WORKING DATA >>
▬▬▬▬▬▬▬▬▬▬

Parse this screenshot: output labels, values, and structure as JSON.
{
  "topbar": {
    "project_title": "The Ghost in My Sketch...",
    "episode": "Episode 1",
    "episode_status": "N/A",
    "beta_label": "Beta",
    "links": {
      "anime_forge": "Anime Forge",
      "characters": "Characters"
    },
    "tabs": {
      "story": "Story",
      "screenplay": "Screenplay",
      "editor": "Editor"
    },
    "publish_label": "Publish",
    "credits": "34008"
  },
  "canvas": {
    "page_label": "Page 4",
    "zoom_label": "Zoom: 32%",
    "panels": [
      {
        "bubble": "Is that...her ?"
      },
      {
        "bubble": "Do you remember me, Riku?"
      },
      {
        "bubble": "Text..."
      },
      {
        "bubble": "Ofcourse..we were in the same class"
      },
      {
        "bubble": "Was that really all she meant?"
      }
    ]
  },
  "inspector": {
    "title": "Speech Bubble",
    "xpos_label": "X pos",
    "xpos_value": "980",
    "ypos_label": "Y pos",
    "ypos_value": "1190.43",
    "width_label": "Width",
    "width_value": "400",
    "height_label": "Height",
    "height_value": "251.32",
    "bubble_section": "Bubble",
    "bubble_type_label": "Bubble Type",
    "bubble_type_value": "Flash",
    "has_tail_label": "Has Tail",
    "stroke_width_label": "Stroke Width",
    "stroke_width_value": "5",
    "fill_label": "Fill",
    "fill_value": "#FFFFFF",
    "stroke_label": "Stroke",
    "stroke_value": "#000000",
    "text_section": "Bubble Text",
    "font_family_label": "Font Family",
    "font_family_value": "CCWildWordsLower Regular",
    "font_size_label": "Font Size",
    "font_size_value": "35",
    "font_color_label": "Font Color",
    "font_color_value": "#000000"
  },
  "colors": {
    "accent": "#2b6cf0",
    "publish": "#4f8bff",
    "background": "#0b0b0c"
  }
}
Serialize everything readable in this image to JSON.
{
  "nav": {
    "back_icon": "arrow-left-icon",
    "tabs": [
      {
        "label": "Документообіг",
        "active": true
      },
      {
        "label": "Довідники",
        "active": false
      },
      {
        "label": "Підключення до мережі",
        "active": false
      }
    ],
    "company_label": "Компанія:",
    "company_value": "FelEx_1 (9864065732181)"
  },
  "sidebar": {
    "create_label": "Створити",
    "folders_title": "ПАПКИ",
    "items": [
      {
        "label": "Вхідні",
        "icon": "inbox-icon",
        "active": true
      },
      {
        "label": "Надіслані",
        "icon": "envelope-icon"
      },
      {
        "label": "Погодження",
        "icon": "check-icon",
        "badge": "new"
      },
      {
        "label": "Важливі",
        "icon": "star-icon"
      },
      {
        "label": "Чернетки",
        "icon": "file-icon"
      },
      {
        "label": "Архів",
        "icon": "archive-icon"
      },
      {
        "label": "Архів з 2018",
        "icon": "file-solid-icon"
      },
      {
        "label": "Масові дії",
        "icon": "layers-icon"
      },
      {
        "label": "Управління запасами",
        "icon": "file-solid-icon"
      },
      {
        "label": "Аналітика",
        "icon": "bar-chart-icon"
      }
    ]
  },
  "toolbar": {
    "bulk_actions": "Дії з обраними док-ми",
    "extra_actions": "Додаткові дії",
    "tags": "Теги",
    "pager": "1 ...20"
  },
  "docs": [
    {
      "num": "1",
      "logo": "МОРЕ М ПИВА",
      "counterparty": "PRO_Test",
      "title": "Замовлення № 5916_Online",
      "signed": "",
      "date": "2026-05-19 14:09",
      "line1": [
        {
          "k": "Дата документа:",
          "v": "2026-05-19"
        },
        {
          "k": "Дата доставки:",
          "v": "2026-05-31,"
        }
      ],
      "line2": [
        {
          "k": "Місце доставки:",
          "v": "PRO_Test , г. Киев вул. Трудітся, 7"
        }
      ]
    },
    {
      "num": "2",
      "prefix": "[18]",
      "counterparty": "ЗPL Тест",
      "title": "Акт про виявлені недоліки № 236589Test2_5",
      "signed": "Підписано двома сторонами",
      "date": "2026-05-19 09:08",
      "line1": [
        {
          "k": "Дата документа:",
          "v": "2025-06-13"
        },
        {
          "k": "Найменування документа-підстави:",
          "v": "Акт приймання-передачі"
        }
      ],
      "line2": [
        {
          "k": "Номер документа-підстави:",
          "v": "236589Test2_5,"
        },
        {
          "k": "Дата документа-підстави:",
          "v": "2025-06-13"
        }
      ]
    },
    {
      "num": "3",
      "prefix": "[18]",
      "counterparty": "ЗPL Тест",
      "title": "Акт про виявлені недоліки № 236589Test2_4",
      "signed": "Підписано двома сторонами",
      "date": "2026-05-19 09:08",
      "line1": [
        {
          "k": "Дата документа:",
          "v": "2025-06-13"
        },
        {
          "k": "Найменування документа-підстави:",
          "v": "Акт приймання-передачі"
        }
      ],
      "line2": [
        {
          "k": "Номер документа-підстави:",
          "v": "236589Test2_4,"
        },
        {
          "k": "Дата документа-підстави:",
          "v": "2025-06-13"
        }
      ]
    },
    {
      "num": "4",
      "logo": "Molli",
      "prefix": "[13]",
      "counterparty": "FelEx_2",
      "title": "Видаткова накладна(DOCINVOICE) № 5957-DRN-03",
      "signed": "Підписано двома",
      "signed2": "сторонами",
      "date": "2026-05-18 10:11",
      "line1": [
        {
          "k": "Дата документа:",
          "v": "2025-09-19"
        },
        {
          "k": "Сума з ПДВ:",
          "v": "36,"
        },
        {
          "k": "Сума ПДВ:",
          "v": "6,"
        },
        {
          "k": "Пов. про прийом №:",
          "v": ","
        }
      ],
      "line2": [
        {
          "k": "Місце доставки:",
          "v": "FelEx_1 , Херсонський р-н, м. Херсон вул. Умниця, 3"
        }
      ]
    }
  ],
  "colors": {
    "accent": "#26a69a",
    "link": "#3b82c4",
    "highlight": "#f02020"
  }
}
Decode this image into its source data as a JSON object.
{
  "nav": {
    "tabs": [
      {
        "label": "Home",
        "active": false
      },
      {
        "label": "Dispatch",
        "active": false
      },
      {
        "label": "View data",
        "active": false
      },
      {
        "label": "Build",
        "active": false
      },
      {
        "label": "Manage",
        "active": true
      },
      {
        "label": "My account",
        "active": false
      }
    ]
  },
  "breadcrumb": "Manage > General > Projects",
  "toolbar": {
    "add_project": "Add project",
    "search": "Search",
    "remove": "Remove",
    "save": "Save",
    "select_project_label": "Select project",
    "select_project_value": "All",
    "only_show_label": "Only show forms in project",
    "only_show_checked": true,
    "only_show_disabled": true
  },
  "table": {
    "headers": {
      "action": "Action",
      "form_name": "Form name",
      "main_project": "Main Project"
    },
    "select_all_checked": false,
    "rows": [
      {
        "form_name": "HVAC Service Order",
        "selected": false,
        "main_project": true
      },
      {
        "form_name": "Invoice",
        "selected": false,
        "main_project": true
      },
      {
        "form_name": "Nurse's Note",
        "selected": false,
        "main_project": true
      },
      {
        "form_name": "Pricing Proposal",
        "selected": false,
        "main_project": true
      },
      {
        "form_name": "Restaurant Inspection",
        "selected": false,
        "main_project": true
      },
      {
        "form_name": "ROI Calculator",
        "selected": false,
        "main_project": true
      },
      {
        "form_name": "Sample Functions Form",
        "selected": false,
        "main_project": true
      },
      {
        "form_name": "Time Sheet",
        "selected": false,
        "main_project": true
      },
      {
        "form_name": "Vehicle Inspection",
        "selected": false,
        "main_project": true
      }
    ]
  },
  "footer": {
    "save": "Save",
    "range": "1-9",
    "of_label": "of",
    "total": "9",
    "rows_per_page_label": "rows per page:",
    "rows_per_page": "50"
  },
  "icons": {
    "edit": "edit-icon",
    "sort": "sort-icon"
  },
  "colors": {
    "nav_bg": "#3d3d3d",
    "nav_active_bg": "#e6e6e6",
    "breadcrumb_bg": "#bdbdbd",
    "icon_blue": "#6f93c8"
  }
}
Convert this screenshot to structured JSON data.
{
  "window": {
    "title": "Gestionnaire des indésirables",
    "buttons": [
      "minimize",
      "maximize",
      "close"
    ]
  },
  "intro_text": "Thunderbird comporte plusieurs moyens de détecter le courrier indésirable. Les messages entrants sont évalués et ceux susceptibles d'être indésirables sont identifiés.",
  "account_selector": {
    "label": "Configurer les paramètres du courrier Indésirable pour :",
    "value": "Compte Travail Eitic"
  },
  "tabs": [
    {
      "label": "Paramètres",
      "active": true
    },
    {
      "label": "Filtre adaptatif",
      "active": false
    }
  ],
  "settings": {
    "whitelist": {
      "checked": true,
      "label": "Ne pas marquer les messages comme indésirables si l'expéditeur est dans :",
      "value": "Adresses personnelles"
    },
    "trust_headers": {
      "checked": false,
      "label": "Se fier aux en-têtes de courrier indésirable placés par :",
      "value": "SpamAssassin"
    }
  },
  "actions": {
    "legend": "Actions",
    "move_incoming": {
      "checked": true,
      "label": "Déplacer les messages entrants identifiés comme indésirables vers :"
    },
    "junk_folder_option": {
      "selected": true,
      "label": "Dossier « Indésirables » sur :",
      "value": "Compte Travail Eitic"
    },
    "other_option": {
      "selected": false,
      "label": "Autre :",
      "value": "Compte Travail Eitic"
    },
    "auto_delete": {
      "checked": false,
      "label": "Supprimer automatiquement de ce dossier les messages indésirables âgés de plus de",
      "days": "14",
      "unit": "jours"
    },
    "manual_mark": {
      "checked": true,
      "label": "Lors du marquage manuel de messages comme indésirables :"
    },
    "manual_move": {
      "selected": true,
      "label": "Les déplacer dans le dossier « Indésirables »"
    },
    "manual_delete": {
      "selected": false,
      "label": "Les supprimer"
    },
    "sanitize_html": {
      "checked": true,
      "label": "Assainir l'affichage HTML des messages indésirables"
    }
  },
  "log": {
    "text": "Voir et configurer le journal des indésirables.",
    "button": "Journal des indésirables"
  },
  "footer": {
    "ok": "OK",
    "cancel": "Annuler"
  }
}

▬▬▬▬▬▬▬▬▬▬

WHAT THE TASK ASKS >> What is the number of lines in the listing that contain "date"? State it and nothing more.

OUTPUT FOR THIS TASK >> 4